## [Exercise description]
Output all of the entries below precisely as written.

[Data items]
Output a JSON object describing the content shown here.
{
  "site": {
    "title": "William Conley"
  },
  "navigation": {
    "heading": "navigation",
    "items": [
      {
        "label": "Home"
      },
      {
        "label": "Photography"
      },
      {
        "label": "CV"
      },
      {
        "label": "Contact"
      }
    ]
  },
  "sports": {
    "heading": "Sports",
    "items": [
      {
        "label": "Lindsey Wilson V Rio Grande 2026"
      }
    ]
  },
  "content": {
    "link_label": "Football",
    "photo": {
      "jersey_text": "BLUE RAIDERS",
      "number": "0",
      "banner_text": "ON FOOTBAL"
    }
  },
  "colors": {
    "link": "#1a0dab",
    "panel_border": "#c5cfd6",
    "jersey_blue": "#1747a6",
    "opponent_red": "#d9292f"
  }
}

## [Answer]
Output a JSON object describing the content shown here.
{
  "site": {
    "title": "William Conley"
  },
  "navigation": {
    "heading": "navigation",
    "items": [
      {
        "label": "Home"
      },
      {
        "label": "Photography"
      },
      {
        "label": "CV"
      },
      {
        "label": "Contact"
      }
    ]
  },
  "sports": {
    "heading": "Sports",
    "items": [
      {
        "label": "Lindsey Wilson V Rio Grande 2026"
      }
    ]
  },
  "content": {
    "link_label": "Football",
    "photo": {
      "jersey_text": "BLUE RAIDERS",
      "number": "0",
      "banner_text": "ON FOOTBAL"
    }
  },
  "colors": {
    "link": "#1a0dab",
    "panel_border": "#c5cfd6",
    "jersey_blue": "#1747a6",
    "opponent_red": "#d9292f"
  }
}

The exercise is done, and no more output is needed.